▸ SOURCE MATERIAL
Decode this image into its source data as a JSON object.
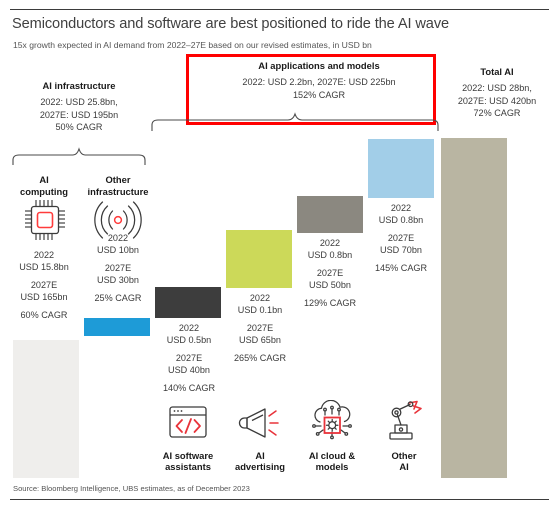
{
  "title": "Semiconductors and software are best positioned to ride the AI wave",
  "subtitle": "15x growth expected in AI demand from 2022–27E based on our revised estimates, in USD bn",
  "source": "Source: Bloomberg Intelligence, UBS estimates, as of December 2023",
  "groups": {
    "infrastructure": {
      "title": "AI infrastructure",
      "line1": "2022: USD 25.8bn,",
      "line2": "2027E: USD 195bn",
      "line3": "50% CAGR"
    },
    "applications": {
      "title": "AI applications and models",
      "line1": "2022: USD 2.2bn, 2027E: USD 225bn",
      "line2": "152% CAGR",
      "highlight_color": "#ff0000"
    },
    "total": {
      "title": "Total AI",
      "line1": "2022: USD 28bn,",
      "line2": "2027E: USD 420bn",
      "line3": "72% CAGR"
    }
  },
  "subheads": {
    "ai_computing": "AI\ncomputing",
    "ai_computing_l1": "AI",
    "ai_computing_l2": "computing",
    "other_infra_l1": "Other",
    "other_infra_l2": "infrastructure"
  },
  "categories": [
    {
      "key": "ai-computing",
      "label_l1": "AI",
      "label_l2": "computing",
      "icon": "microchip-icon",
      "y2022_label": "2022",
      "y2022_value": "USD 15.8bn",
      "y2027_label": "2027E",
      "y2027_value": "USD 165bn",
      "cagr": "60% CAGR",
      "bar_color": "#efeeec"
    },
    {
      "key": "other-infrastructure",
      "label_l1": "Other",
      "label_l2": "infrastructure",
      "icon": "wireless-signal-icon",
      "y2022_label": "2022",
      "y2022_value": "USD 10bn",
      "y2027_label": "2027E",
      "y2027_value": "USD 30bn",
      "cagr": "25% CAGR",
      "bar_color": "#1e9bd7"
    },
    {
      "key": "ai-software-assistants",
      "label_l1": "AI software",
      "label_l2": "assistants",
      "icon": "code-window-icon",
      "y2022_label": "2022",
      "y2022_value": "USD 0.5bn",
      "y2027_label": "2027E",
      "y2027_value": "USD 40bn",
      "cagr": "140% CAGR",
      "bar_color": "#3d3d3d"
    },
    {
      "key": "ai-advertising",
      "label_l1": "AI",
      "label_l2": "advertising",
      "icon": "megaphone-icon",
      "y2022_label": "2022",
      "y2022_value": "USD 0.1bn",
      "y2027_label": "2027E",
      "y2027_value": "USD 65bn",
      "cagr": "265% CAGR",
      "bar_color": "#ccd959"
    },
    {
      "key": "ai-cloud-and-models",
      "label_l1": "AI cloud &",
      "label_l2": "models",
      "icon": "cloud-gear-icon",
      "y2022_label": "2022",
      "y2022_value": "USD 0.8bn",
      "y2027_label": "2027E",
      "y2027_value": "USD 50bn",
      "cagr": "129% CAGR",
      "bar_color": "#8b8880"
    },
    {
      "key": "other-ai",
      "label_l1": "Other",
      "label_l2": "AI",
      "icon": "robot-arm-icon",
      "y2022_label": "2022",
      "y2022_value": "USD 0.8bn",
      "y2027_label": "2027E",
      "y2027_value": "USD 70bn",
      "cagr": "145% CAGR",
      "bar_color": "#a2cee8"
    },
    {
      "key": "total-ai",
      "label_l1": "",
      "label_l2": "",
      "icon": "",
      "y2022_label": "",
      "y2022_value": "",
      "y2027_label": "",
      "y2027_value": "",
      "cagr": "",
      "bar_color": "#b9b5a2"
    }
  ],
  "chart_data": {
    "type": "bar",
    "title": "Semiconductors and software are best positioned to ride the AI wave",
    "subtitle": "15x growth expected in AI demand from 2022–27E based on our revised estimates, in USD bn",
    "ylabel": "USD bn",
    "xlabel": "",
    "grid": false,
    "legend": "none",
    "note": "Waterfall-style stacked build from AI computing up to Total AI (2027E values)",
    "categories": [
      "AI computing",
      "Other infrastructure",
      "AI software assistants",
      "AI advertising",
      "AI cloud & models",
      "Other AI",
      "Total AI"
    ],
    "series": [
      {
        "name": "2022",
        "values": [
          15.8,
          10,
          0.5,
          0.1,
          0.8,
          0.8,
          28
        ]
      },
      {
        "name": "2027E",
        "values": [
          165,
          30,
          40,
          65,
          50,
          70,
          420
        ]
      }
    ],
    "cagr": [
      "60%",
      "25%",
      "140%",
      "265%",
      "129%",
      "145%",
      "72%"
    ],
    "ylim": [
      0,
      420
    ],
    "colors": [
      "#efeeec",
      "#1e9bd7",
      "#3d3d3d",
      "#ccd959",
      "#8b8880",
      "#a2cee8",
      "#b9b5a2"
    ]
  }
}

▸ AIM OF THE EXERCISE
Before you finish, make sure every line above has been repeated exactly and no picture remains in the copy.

▸ SOLUTION BELOW
Decode this image into its source data as a JSON object.
{
  "title": "Semiconductors and software are best positioned to ride the AI wave",
  "subtitle": "15x growth expected in AI demand from 2022–27E based on our revised estimates, in USD bn",
  "source": "Source: Bloomberg Intelligence, UBS estimates, as of December 2023",
  "groups": {
    "infrastructure": {
      "title": "AI infrastructure",
      "line1": "2022: USD 25.8bn,",
      "line2": "2027E: USD 195bn",
      "line3": "50% CAGR"
    },
    "applications": {
      "title": "AI applications and models",
      "line1": "2022: USD 2.2bn, 2027E: USD 225bn",
      "line2": "152% CAGR",
      "highlight_color": "#ff0000"
    },
    "total": {
      "title": "Total AI",
      "line1": "2022: USD 28bn,",
      "line2": "2027E: USD 420bn",
      "line3": "72% CAGR"
    }
  },
  "subheads": {
    "ai_computing": "AI\ncomputing",
    "ai_computing_l1": "AI",
    "ai_computing_l2": "computing",
    "other_infra_l1": "Other",
    "other_infra_l2": "infrastructure"
  },
  "categories": [
    {
      "key": "ai-computing",
      "label_l1": "AI",
      "label_l2": "computing",
      "icon": "microchip-icon",
      "y2022_label": "2022",
      "y2022_value": "USD 15.8bn",
      "y2027_label": "2027E",
      "y2027_value": "USD 165bn",
      "cagr": "60% CAGR",
      "bar_color": "#efeeec"
    },
    {
      "key": "other-infrastructure",
      "label_l1": "Other",
      "label_l2": "infrastructure",
      "icon": "wireless-signal-icon",
      "y2022_label": "2022",
      "y2022_value": "USD 10bn",
      "y2027_label": "2027E",
      "y2027_value": "USD 30bn",
      "cagr": "25% CAGR",
      "bar_color": "#1e9bd7"
    },
    {
      "key": "ai-software-assistants",
      "label_l1": "AI software",
      "label_l2": "assistants",
      "icon": "code-window-icon",
      "y2022_label": "2022",
      "y2022_value": "USD 0.5bn",
      "y2027_label": "2027E",
      "y2027_value": "USD 40bn",
      "cagr": "140% CAGR",
      "bar_color": "#3d3d3d"
    },
    {
      "key": "ai-advertising",
      "label_l1": "AI",
      "label_l2": "advertising",
      "icon": "megaphone-icon",
      "y2022_label": "2022",
      "y2022_value": "USD 0.1bn",
      "y2027_label": "2027E",
      "y2027_value": "USD 65bn",
      "cagr": "265% CAGR",
      "bar_color": "#ccd959"
    },
    {
      "key": "ai-cloud-and-models",
      "label_l1": "AI cloud &",
      "label_l2": "models",
      "icon": "cloud-gear-icon",
      "y2022_label": "2022",
      "y2022_value": "USD 0.8bn",
      "y2027_label": "2027E",
      "y2027_value": "USD 50bn",
      "cagr": "129% CAGR",
      "bar_color": "#8b8880"
    },
    {
      "key": "other-ai",
      "label_l1": "Other",
      "label_l2": "AI",
      "icon": "robot-arm-icon",
      "y2022_label": "2022",
      "y2022_value": "USD 0.8bn",
      "y2027_label": "2027E",
      "y2027_value": "USD 70bn",
      "cagr": "145% CAGR",
      "bar_color": "#a2cee8"
    },
    {
      "key": "total-ai",
      "label_l1": "",
      "label_l2": "",
      "icon": "",
      "y2022_label": "",
      "y2022_value": "",
      "y2027_label": "",
      "y2027_value": "",
      "cagr": "",
      "bar_color": "#b9b5a2"
    }
  ],
  "chart_data": {
    "type": "bar",
    "title": "Semiconductors and software are best positioned to ride the AI wave",
    "subtitle": "15x growth expected in AI demand from 2022–27E based on our revised estimates, in USD bn",
    "ylabel": "USD bn",
    "xlabel": "",
    "grid": false,
    "legend": "none",
    "note": "Waterfall-style stacked build from AI computing up to Total AI (2027E values)",
    "categories": [
      "AI computing",
      "Other infrastructure",
      "AI software assistants",
      "AI advertising",
      "AI cloud & models",
      "Other AI",
      "Total AI"
    ],
    "series": [
      {
        "name": "2022",
        "values": [
          15.8,
          10,
          0.5,
          0.1,
          0.8,
          0.8,
          28
        ]
      },
      {
        "name": "2027E",
        "values": [
          165,
          30,
          40,
          65,
          50,
          70,
          420
        ]
      }
    ],
    "cagr": [
      "60%",
      "25%",
      "140%",
      "265%",
      "129%",
      "145%",
      "72%"
    ],
    "ylim": [
      0,
      420
    ],
    "colors": [
      "#efeeec",
      "#1e9bd7",
      "#3d3d3d",
      "#ccd959",
      "#8b8880",
      "#a2cee8",
      "#b9b5a2"
    ]
  }
}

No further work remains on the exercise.